** Opening Data shown block **
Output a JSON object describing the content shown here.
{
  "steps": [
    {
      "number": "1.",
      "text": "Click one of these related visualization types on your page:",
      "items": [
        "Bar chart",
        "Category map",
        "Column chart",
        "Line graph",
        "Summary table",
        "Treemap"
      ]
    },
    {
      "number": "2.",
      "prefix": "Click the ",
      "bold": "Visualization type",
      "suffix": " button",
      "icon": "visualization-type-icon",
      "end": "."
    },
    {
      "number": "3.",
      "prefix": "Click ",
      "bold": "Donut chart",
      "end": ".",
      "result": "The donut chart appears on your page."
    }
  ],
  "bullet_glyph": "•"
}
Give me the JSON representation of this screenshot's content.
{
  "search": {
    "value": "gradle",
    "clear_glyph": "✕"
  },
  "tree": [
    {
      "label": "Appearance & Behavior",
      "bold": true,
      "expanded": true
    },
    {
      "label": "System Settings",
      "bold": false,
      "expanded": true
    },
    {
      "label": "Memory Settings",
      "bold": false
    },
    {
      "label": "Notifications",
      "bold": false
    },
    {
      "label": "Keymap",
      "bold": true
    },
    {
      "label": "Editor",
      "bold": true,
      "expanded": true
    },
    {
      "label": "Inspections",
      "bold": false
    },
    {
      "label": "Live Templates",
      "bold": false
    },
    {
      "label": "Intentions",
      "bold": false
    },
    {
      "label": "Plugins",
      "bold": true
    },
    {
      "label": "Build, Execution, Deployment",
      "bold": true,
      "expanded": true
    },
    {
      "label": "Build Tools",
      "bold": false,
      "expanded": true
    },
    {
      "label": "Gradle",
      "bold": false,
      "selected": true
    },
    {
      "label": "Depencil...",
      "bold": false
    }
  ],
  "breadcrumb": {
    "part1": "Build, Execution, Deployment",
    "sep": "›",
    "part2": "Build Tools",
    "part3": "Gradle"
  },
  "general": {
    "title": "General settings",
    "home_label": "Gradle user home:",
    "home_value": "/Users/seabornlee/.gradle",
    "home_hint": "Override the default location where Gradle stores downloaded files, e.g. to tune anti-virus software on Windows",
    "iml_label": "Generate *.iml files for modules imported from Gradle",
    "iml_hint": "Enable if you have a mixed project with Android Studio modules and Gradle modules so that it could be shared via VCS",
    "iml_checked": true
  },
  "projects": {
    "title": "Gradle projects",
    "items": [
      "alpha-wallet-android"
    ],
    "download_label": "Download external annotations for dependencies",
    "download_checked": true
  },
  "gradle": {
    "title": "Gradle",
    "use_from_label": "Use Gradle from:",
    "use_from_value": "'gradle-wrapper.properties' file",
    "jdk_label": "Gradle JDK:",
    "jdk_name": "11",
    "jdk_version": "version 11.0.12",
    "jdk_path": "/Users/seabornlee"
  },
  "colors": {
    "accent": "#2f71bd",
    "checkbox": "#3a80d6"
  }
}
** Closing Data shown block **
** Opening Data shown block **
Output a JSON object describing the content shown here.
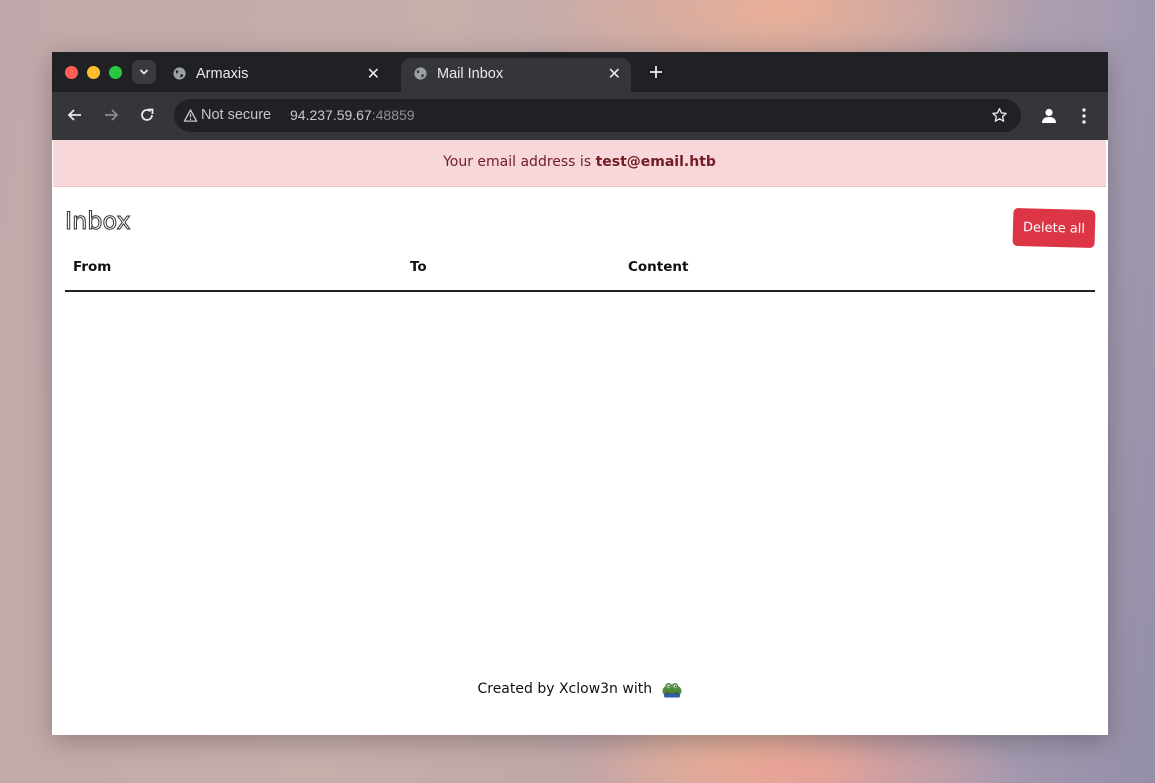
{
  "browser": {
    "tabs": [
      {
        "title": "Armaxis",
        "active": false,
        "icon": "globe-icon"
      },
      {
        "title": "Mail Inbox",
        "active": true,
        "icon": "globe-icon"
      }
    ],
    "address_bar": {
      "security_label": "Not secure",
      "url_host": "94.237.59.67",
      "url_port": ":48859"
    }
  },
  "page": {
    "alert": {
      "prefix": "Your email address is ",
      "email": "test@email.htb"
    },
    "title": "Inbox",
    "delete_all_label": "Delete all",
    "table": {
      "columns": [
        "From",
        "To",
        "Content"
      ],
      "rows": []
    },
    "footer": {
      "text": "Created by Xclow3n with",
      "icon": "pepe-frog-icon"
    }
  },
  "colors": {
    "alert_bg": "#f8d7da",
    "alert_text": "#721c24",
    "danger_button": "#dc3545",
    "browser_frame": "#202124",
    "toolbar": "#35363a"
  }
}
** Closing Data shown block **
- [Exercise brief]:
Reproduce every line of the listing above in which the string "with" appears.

- [Task response]:
    "iml_hint": "Enable if you have a mixed project with Android Studio modules and Gradle modules so that it could be shared via VCS",
      "text": "Created by Xclow3n with",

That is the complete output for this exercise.